      Copernicus had a profound reverence for Scripture. He regarded it as the Word of God, able to make us wise unto salvation; and none of his discoveries pertaining to the laws of nature shook for one moment his confidence in the revelation of the gospel. Copernicus delayed for years the publication of his discoveries to the world. That delay had been thought to have proceeded from something like fear, or, at least, caution, lest views in some respects so novel should rouse ecclesiastical antagonism and expose him to serious persecution. But the words used in the dedication of his astronomical work seem to point in another direction.

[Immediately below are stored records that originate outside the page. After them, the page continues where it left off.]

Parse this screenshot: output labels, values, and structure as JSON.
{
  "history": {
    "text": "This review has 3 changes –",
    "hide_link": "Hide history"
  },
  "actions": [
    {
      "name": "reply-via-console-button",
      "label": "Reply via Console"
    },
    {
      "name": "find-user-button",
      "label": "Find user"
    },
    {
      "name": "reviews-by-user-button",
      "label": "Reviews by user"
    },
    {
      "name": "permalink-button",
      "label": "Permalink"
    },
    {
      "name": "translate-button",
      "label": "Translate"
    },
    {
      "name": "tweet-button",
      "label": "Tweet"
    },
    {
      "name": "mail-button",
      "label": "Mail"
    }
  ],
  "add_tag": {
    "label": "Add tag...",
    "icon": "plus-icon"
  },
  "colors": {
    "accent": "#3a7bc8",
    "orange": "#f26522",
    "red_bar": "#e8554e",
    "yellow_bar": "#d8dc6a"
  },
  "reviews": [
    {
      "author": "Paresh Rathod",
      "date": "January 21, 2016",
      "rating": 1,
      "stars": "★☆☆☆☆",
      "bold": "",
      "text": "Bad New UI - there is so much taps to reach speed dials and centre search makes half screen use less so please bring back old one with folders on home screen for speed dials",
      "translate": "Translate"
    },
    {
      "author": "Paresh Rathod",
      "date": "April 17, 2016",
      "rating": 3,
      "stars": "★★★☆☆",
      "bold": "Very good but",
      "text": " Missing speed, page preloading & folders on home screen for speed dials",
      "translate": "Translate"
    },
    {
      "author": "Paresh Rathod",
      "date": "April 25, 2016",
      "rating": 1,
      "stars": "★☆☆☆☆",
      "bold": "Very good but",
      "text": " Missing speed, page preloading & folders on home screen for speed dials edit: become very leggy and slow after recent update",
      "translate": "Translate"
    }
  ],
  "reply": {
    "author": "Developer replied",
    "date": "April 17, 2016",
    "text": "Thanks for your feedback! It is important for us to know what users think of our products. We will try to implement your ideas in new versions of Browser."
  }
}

It is there said that he had kept it four times the nine years recommended by Horace, and published it at last in compliance with the entreaties of his friend, Cardinal Schomberg. "Though I know," it is added, "that the thoughts of a philosopher do not depend on the judgment of the many, his study being to seek out truth in all things as far as that is permitted by God to human reason, yet when I considered how absurd that doctrine would appear, I long hesitated whether I should publish my book, or whether it were not better to follow the example of the Pythagoreans and others, who delivered their doctrines only by tradition and to friends." From this passage we should infer that he apprehended controversy rather than persecution, that for the former he had no desire, that he was without ambition, and felt no wish to found a new school, but would rather leave truths he had learned quietly to make their way through the world.

      The fame of Copernicus is now wide as the world. He painted a portrait of himself which fell into the hands of Tycho Brahe; and he wrote an epigram upon the subject, to the effect that the whole earth could not contain the whole of the man who whirled it along the ocean of ether. Less extravagant was the grateful enthusiasm of Rhiticus, a disciple of Copernicus, when he wrote, "God has given to my excellent preceptor a reign without end, which may He vouchsafe to guide, govern, and increase, to the restoration of astronomical truth. Amen!"

      "The Copernican system" is the name now generally given to the almost universal scientific belief that the earth and the planets revolve around the sun, though the system carried out and perfected by Kepler, Newton, Halley, Laplace, and others is by no means perfectly identical with the theory of the German astronomer. But the inextricable interweaving of his name with opinions sanctioned by the entire scientific world, is one of the noblest conceivable tributes to the magnitude and lustre of his renown.

      His death was in harmony with his life. Shortly before he expired he repeated these words:

      "Non parem Paulo gratiam requiro,
      Veniam Petri neque posco; sed quam
      In crucis ligno dederat latroni
      Sedulus oro."

      He had lived a life of Christian virtue--imitating his master, who went about doing good, healing the sick and preaching the gospel to the poor--yet, so far from having anything whereof to boast before God, he said himself that he felt his need of infinite mercy, and in seeking the pardon of his sins he would not place himself on a level with Paul or Peter, but rather choose a point of self-humiliation by the side of the penitent thief.

      His work on the revolution of the celestial bodies was passing through the press at the time of his fatal illness in 1543, when he had completed his seventieth year and was brought to him just before he breathed his last; and thus, as has been beautifully expressed, he was "made to touch the first printed copy of his book when the sense of touch was gone, seeing it only as a dim object through the deepening dusk."

      He is buried under a flat stone in one of the side aisles of his own cathedral at Frauenburg. On his monument is painted a half-length portrait, pale, thin, aged, but with an expression of countenance intelligent and pleasant. His hair and eyes are black; he is habited as a priest; his hands are joined in prayer; before him is a crucifix, at his feet a skull, and behind him are a globe and a pair of compasses. His devotion, his deadness to the world, and his love of science are thus aptly symbolized.

Privacy Policy
Copyright © 1999-2008 All rights reserved.